[What the exercise asks] Search the data below for the word "label" and copy each line that holds it.

Entries taken from a collection:
-=-=-=-=-

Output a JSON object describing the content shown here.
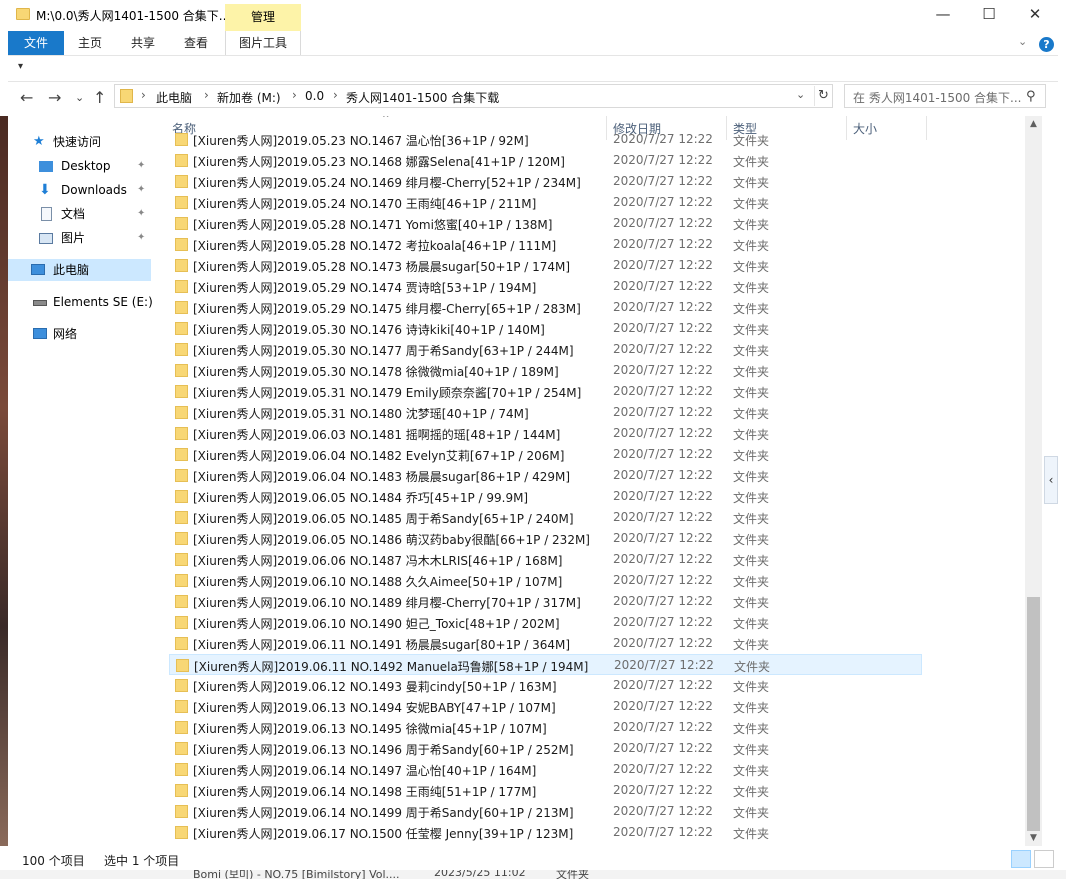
{
  "window": {
    "title": "M:\\0.0\\秀人网1401-1500 合集下...",
    "manage_tab": "管理",
    "controls": {
      "minimize": "—",
      "maximize": "☐",
      "close": "✕"
    }
  },
  "ribbon": {
    "tabs": [
      "文件",
      "主页",
      "共享",
      "查看",
      "图片工具"
    ],
    "collapse": "⌄",
    "help": "?"
  },
  "qat": {
    "symbol": "▾"
  },
  "address": {
    "crumbs": [
      "此电脑",
      "新加卷 (M:)",
      "0.0",
      "秀人网1401-1500 合集下载"
    ],
    "back": "←",
    "forward": "→",
    "recent": "⌄",
    "up": "↑",
    "dropdown": "⌄",
    "refresh": "↻"
  },
  "search": {
    "placeholder": "在 秀人网1401-1500 合集下...",
    "icon": "⚲"
  },
  "nav": {
    "items": [
      {
        "label": "快速访问",
        "icon": "star-icon"
      },
      {
        "label": "Desktop",
        "icon": "desktop-icon",
        "pinned": true
      },
      {
        "label": "Downloads",
        "icon": "download-icon",
        "pinned": true
      },
      {
        "label": "文档",
        "icon": "document-icon",
        "pinned": true
      },
      {
        "label": "图片",
        "icon": "picture-icon",
        "pinned": true
      },
      {
        "label": "此电脑",
        "icon": "computer-icon",
        "selected": true
      },
      {
        "label": "Elements SE (E:)",
        "icon": "drive-icon"
      },
      {
        "label": "网络",
        "icon": "network-icon"
      }
    ],
    "pin": "📌"
  },
  "columns": {
    "name": "名称",
    "date": "修改日期",
    "type": "类型",
    "size": "大小",
    "sort": "^"
  },
  "files": [
    {
      "name": "[Xiuren秀人网]2019.05.23 NO.1467 温心怡[36+1P / 92M]",
      "date": "2020/7/27 12:22",
      "type": "文件夹"
    },
    {
      "name": "[Xiuren秀人网]2019.05.23 NO.1468 娜露Selena[41+1P / 120M]",
      "date": "2020/7/27 12:22",
      "type": "文件夹"
    },
    {
      "name": "[Xiuren秀人网]2019.05.24 NO.1469 绯月樱-Cherry[52+1P / 234M]",
      "date": "2020/7/27 12:22",
      "type": "文件夹"
    },
    {
      "name": "[Xiuren秀人网]2019.05.24 NO.1470 王雨纯[46+1P / 211M]",
      "date": "2020/7/27 12:22",
      "type": "文件夹"
    },
    {
      "name": "[Xiuren秀人网]2019.05.28 NO.1471 Yomi悠蜜[40+1P / 138M]",
      "date": "2020/7/27 12:22",
      "type": "文件夹"
    },
    {
      "name": "[Xiuren秀人网]2019.05.28 NO.1472 考拉koala[46+1P / 111M]",
      "date": "2020/7/27 12:22",
      "type": "文件夹"
    },
    {
      "name": "[Xiuren秀人网]2019.05.28 NO.1473 杨晨晨sugar[50+1P / 174M]",
      "date": "2020/7/27 12:22",
      "type": "文件夹"
    },
    {
      "name": "[Xiuren秀人网]2019.05.29 NO.1474 贾诗晗[53+1P / 194M]",
      "date": "2020/7/27 12:22",
      "type": "文件夹"
    },
    {
      "name": "[Xiuren秀人网]2019.05.29 NO.1475 绯月樱-Cherry[65+1P / 283M]",
      "date": "2020/7/27 12:22",
      "type": "文件夹"
    },
    {
      "name": "[Xiuren秀人网]2019.05.30 NO.1476 诗诗kiki[40+1P / 140M]",
      "date": "2020/7/27 12:22",
      "type": "文件夹"
    },
    {
      "name": "[Xiuren秀人网]2019.05.30 NO.1477 周于希Sandy[63+1P / 244M]",
      "date": "2020/7/27 12:22",
      "type": "文件夹"
    },
    {
      "name": "[Xiuren秀人网]2019.05.30 NO.1478 徐微微mia[40+1P / 189M]",
      "date": "2020/7/27 12:22",
      "type": "文件夹"
    },
    {
      "name": "[Xiuren秀人网]2019.05.31 NO.1479 Emily顾奈奈酱[70+1P / 254M]",
      "date": "2020/7/27 12:22",
      "type": "文件夹"
    },
    {
      "name": "[Xiuren秀人网]2019.05.31 NO.1480 沈梦瑶[40+1P / 74M]",
      "date": "2020/7/27 12:22",
      "type": "文件夹"
    },
    {
      "name": "[Xiuren秀人网]2019.06.03 NO.1481 摇啊摇的瑶[48+1P / 144M]",
      "date": "2020/7/27 12:22",
      "type": "文件夹"
    },
    {
      "name": "[Xiuren秀人网]2019.06.04 NO.1482 Evelyn艾莉[67+1P / 206M]",
      "date": "2020/7/27 12:22",
      "type": "文件夹"
    },
    {
      "name": "[Xiuren秀人网]2019.06.04 NO.1483 杨晨晨sugar[86+1P / 429M]",
      "date": "2020/7/27 12:22",
      "type": "文件夹"
    },
    {
      "name": "[Xiuren秀人网]2019.06.05 NO.1484 乔巧[45+1P / 99.9M]",
      "date": "2020/7/27 12:22",
      "type": "文件夹"
    },
    {
      "name": "[Xiuren秀人网]2019.06.05 NO.1485 周于希Sandy[65+1P / 240M]",
      "date": "2020/7/27 12:22",
      "type": "文件夹"
    },
    {
      "name": "[Xiuren秀人网]2019.06.05 NO.1486 萌汉药baby很酷[66+1P / 232M]",
      "date": "2020/7/27 12:22",
      "type": "文件夹"
    },
    {
      "name": "[Xiuren秀人网]2019.06.06 NO.1487 冯木木LRIS[46+1P / 168M]",
      "date": "2020/7/27 12:22",
      "type": "文件夹"
    },
    {
      "name": "[Xiuren秀人网]2019.06.10 NO.1488 久久Aimee[50+1P / 107M]",
      "date": "2020/7/27 12:22",
      "type": "文件夹"
    },
    {
      "name": "[Xiuren秀人网]2019.06.10 NO.1489 绯月樱-Cherry[70+1P / 317M]",
      "date": "2020/7/27 12:22",
      "type": "文件夹"
    },
    {
      "name": "[Xiuren秀人网]2019.06.10 NO.1490 妲己_Toxic[48+1P / 202M]",
      "date": "2020/7/27 12:22",
      "type": "文件夹"
    },
    {
      "name": "[Xiuren秀人网]2019.06.11 NO.1491 杨晨晨sugar[80+1P / 364M]",
      "date": "2020/7/27 12:22",
      "type": "文件夹"
    },
    {
      "name": "[Xiuren秀人网]2019.06.11 NO.1492 Manuela玛鲁娜[58+1P / 194M]",
      "date": "2020/7/27 12:22",
      "type": "文件夹",
      "selected": true
    },
    {
      "name": "[Xiuren秀人网]2019.06.12 NO.1493 曼莉cindy[50+1P / 163M]",
      "date": "2020/7/27 12:22",
      "type": "文件夹"
    },
    {
      "name": "[Xiuren秀人网]2019.06.13 NO.1494 安妮BABY[47+1P / 107M]",
      "date": "2020/7/27 12:22",
      "type": "文件夹"
    },
    {
      "name": "[Xiuren秀人网]2019.06.13 NO.1495 徐微mia[45+1P / 107M]",
      "date": "2020/7/27 12:22",
      "type": "文件夹"
    },
    {
      "name": "[Xiuren秀人网]2019.06.13 NO.1496 周于希Sandy[60+1P / 252M]",
      "date": "2020/7/27 12:22",
      "type": "文件夹"
    },
    {
      "name": "[Xiuren秀人网]2019.06.14 NO.1497 温心怡[40+1P / 164M]",
      "date": "2020/7/27 12:22",
      "type": "文件夹"
    },
    {
      "name": "[Xiuren秀人网]2019.06.14 NO.1498 王雨纯[51+1P / 177M]",
      "date": "2020/7/27 12:22",
      "type": "文件夹"
    },
    {
      "name": "[Xiuren秀人网]2019.06.14 NO.1499 周于希Sandy[60+1P / 213M]",
      "date": "2020/7/27 12:22",
      "type": "文件夹"
    },
    {
      "name": "[Xiuren秀人网]2019.06.17 NO.1500 任莹樱 Jenny[39+1P / 123M]",
      "date": "2020/7/27 12:22",
      "type": "文件夹"
    }
  ],
  "scrollbar": {
    "up": "▲",
    "down": "▼",
    "position_fraction": 0.68
  },
  "collapse_tab": "‹",
  "status": {
    "count": "100 个项目",
    "selected": "选中 1 个项目"
  },
  "behind_window": {
    "name": "Bomi (보미) - NO.75 [Bimilstory] Vol....",
    "date": "2023/5/25 11:02",
    "type": "文件夹"
  }
}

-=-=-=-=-

[Task solution]
        "label": "快速访问",
        "label": "Desktop",
        "label": "Downloads",
        "label": "文档",
        "label": "图片",
        "label": "此电脑",
        "label": "Elements SE (E:)",
        "label": "网络",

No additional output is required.